### [EXERCISE]
Leave the images out, and copy each of the records below exactly.

### [ENTRIES SHOWN]
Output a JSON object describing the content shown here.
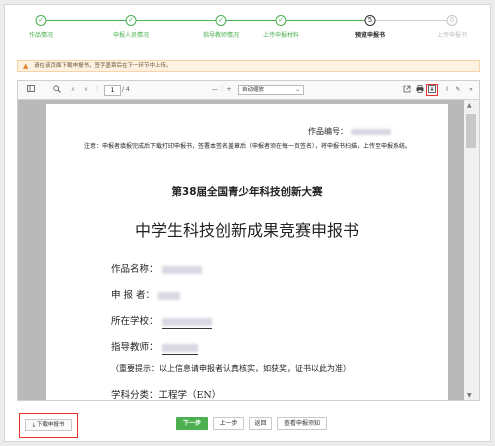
{
  "stepper": {
    "steps": [
      {
        "label": "作品情况",
        "marker": "✓",
        "state": "done"
      },
      {
        "label": "申报人员情况",
        "marker": "✓",
        "state": "done"
      },
      {
        "label": "指导教师情况",
        "marker": "✓",
        "state": "done"
      },
      {
        "label": "上传申报材料",
        "marker": "✓",
        "state": "done"
      },
      {
        "label": "预览申报书",
        "marker": "5",
        "state": "current"
      },
      {
        "label": "上传申报书",
        "marker": "6",
        "state": "future"
      }
    ]
  },
  "notice": {
    "text": "请在该页面下载申报书，签字盖章后在下一环节中上传。",
    "icon": "warning-icon"
  },
  "viewer": {
    "current_page": "1",
    "total_pages": "/ 4",
    "zoom": "自动缩放",
    "icons": [
      "sidebar-toggle-icon",
      "search-icon",
      "previous-page-icon",
      "next-page-icon",
      "zoom-out-icon",
      "zoom-in-icon",
      "open-file-icon",
      "print-icon",
      "save-icon",
      "text-select-icon",
      "draw-icon",
      "more-tools-icon"
    ]
  },
  "document": {
    "serial_label": "作品编号：",
    "note": "注意：申报者填报完成后下载打印申报书，签署本签名盖章后（申报者须在每一页签名），将申报书扫描，上传至申报系统。",
    "contest_title": "第38届全国青少年科技创新大赛",
    "form_title": "中学生科技创新成果竞赛申报书",
    "fields": [
      {
        "label": "作品名称："
      },
      {
        "label": "申 报 者："
      },
      {
        "label": "所在学校："
      },
      {
        "label": "指导教师："
      }
    ],
    "reminder": "（重要提示：以上信息请申报者认真核实，如获奖，证书以此为准）",
    "subject": "学科分类：工程学（EN）"
  },
  "actions": {
    "download": "下载申报书",
    "next": "下一步",
    "prev": "上一步",
    "back": "返回",
    "view_notice": "查看申报须知"
  },
  "colors": {
    "accent": "#4caf50",
    "highlight": "#e5322d",
    "notice_bg": "#fdf1e2"
  }
}
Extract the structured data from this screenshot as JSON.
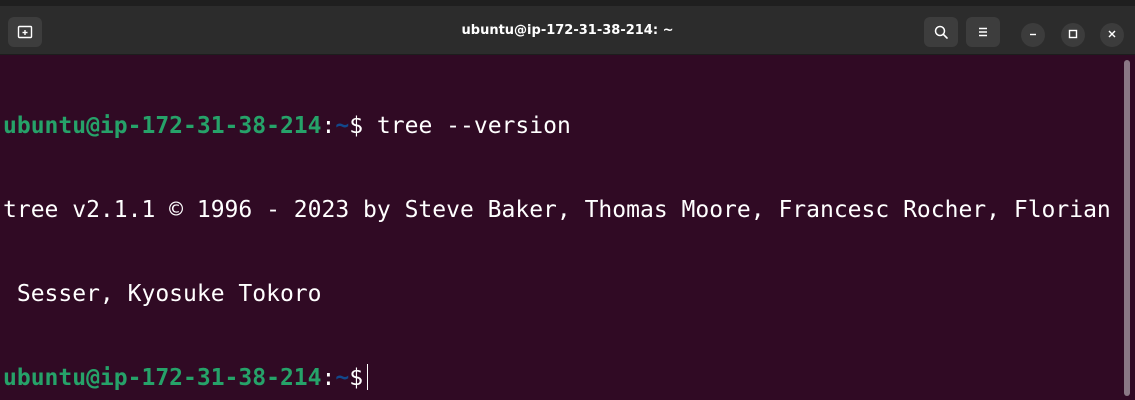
{
  "window": {
    "title": "ubuntu@ip-172-31-38-214: ~"
  },
  "titlebar": {
    "buttons": [
      {
        "name": "new-tab-icon"
      },
      {
        "name": "search-icon"
      },
      {
        "name": "hamburger-menu-icon"
      },
      {
        "name": "minimize-icon"
      },
      {
        "name": "maximize-icon"
      },
      {
        "name": "close-icon"
      }
    ]
  },
  "terminal": {
    "prompt_user_host": "ubuntu@ip-172-31-38-214",
    "prompt_colon": ":",
    "prompt_path": "~",
    "prompt_symbol": "$",
    "command": " tree --version",
    "output_line_1": "tree v2.1.1 © 1996 - 2023 by Steve Baker, Thomas Moore, Francesc Rocher, Florian",
    "output_line_2": " Sesser, Kyosuke Tokoro"
  },
  "colors": {
    "terminal_bg": "#300a24",
    "prompt_user": "#26a269",
    "prompt_path": "#12488b",
    "titlebar_bg": "#2c2c2c"
  }
}
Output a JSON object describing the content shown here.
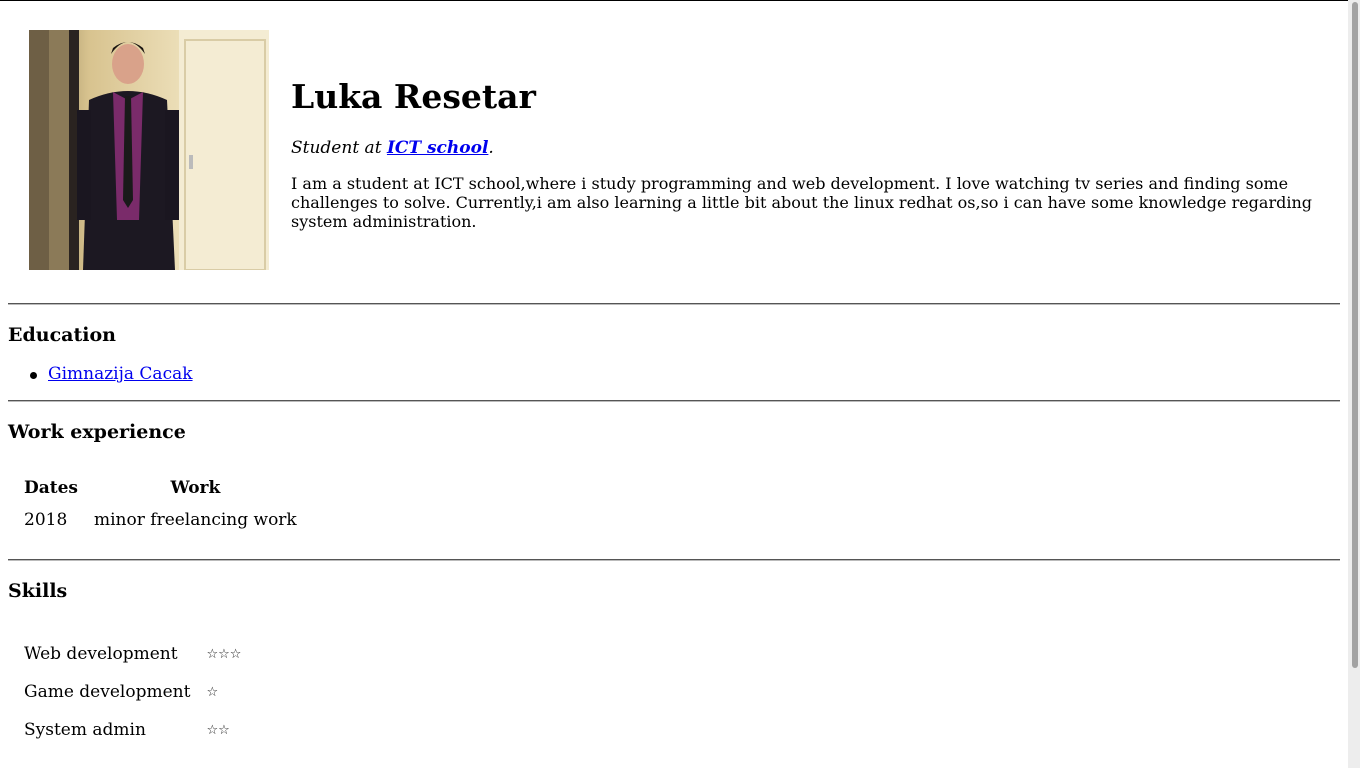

### [TASK ANSWER]
Output a JSON object describing the content shown here.
{
  "stepper": {
    "steps": [
      {
        "label": "作品情况",
        "marker": "✓",
        "state": "done"
      },
      {
        "label": "申报人员情况",
        "marker": "✓",
        "state": "done"
      },
      {
        "label": "指导教师情况",
        "marker": "✓",
        "state": "done"
      },
      {
        "label": "上传申报材料",
        "marker": "✓",
        "state": "done"
      },
      {
        "label": "预览申报书",
        "marker": "5",
        "state": "current"
      },
      {
        "label": "上传申报书",
        "marker": "6",
        "state": "future"
      }
    ]
  },
  "notice": {
    "text": "请在该页面下载申报书，签字盖章后在下一环节中上传。",
    "icon": "warning-icon"
  },
  "viewer": {
    "current_page": "1",
    "total_pages": "/ 4",
    "zoom": "自动缩放",
    "icons": [
      "sidebar-toggle-icon",
      "search-icon",
      "previous-page-icon",
      "next-page-icon",
      "zoom-out-icon",
      "zoom-in-icon",
      "open-file-icon",
      "print-icon",
      "save-icon",
      "text-select-icon",
      "draw-icon",
      "more-tools-icon"
    ]
  },
  "document": {
    "serial_label": "作品编号：",
    "note": "注意：申报者填报完成后下载打印申报书，签署本签名盖章后（申报者须在每一页签名），将申报书扫描，上传至申报系统。",
    "contest_title": "第38届全国青少年科技创新大赛",
    "form_title": "中学生科技创新成果竞赛申报书",
    "fields": [
      {
        "label": "作品名称："
      },
      {
        "label": "申 报 者："
      },
      {
        "label": "所在学校："
      },
      {
        "label": "指导教师："
      }
    ],
    "reminder": "（重要提示：以上信息请申报者认真核实，如获奖，证书以此为准）",
    "subject": "学科分类：工程学（EN）"
  },
  "actions": {
    "download": "下载申报书",
    "next": "下一步",
    "prev": "上一步",
    "back": "返回",
    "view_notice": "查看申报须知"
  },
  "colors": {
    "accent": "#4caf50",
    "highlight": "#e5322d",
    "notice_bg": "#fdf1e2"
  }
}
Extract the structured data from this screenshot as JSON.
{
  "window": {
    "title": "ubuntu@ip-172-31-38-214: ~"
  },
  "titlebar": {
    "buttons": [
      {
        "name": "new-tab-icon"
      },
      {
        "name": "search-icon"
      },
      {
        "name": "hamburger-menu-icon"
      },
      {
        "name": "minimize-icon"
      },
      {
        "name": "maximize-icon"
      },
      {
        "name": "close-icon"
      }
    ]
  },
  "terminal": {
    "prompt_user_host": "ubuntu@ip-172-31-38-214",
    "prompt_colon": ":",
    "prompt_path": "~",
    "prompt_symbol": "$",
    "command": " tree --version",
    "output_line_1": "tree v2.1.1 © 1996 - 2023 by Steve Baker, Thomas Moore, Francesc Rocher, Florian",
    "output_line_2": " Sesser, Kyosuke Tokoro"
  },
  "colors": {
    "terminal_bg": "#300a24",
    "prompt_user": "#26a269",
    "prompt_path": "#12488b",
    "titlebar_bg": "#2c2c2c"
  }
}
Output a JSON object describing the content shown here.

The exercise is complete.